══ Listed entries

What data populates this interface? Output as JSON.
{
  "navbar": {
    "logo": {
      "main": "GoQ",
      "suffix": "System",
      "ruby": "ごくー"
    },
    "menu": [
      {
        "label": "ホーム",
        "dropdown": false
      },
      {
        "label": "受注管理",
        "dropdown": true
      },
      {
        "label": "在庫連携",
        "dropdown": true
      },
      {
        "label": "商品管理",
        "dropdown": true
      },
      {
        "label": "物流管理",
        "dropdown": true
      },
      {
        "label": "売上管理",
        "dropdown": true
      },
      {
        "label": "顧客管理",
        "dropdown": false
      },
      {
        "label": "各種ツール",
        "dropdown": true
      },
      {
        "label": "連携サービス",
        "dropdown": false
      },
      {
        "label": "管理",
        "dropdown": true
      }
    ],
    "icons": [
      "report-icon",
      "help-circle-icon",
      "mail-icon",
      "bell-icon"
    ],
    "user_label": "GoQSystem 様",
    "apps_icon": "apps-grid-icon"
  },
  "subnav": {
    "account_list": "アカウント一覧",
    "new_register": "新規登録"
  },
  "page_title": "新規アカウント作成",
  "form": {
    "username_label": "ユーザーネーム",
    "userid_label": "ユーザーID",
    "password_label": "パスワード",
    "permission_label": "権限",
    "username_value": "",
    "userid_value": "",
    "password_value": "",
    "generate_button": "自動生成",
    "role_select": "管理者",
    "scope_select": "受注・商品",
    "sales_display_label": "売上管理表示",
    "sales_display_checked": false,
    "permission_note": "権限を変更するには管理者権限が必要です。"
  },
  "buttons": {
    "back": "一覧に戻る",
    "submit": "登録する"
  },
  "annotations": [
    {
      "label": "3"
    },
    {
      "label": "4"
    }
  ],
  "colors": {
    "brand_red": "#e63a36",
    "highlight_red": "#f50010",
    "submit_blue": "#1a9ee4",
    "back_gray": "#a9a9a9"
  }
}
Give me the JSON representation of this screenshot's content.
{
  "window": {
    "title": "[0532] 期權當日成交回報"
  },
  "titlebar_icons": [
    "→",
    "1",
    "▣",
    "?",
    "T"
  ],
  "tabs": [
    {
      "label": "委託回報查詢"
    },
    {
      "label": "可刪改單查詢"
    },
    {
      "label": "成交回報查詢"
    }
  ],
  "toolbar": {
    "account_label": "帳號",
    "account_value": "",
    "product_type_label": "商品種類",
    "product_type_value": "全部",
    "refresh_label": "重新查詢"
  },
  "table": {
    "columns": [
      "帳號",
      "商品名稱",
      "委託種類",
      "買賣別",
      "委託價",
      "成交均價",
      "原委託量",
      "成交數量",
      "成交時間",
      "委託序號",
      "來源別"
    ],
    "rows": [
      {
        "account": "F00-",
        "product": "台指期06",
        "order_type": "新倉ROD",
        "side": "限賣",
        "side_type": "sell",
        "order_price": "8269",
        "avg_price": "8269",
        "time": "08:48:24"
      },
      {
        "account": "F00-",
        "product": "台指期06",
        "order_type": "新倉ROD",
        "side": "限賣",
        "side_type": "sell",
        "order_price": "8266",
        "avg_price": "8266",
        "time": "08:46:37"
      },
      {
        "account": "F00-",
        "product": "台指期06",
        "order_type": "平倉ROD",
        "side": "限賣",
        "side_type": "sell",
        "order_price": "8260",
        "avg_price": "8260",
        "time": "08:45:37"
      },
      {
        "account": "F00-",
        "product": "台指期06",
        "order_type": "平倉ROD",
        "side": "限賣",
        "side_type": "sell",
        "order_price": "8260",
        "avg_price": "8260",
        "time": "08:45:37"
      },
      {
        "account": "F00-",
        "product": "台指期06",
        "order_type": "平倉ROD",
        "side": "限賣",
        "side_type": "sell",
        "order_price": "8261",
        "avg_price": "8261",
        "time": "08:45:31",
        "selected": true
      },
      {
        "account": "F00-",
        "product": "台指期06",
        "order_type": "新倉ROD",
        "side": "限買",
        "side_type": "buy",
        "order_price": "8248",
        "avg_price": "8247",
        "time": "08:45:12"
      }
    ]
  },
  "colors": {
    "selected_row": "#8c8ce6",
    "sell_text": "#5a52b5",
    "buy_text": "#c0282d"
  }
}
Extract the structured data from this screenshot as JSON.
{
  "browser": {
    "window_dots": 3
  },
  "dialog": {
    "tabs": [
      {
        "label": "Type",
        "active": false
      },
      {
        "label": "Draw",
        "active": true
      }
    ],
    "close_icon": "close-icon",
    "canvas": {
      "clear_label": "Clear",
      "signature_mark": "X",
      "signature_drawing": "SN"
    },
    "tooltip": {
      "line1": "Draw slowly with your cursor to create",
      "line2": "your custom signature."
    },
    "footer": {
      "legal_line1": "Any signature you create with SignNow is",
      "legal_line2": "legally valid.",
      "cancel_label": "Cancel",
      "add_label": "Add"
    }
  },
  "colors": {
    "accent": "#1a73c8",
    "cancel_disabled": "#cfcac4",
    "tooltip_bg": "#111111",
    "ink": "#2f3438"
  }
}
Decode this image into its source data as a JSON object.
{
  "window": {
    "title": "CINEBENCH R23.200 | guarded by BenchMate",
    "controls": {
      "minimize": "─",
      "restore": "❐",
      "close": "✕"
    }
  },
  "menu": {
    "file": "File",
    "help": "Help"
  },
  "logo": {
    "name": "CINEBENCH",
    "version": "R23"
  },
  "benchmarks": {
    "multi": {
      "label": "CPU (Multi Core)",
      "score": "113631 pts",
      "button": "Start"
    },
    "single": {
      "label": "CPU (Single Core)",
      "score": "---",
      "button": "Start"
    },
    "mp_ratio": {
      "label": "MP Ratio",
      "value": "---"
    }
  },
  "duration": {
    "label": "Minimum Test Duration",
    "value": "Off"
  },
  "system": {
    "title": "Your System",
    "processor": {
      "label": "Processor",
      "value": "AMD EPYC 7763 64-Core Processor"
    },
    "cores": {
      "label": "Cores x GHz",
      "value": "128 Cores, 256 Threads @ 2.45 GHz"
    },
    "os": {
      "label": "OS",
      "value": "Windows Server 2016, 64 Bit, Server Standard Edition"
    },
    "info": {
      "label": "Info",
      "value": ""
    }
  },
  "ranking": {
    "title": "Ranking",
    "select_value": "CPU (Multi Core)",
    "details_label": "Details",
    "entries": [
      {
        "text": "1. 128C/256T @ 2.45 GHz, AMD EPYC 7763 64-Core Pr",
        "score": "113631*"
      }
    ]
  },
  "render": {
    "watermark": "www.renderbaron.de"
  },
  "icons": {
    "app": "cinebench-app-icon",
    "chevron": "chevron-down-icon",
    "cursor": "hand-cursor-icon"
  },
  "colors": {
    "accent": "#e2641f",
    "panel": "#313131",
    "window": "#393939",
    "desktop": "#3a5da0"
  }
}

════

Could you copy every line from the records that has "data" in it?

■ **The completed task**:
What data populates this interface? Output as JSON.
Extract the structured data from this screenshot as JSON.
Decode this image into its source data as a JSON object.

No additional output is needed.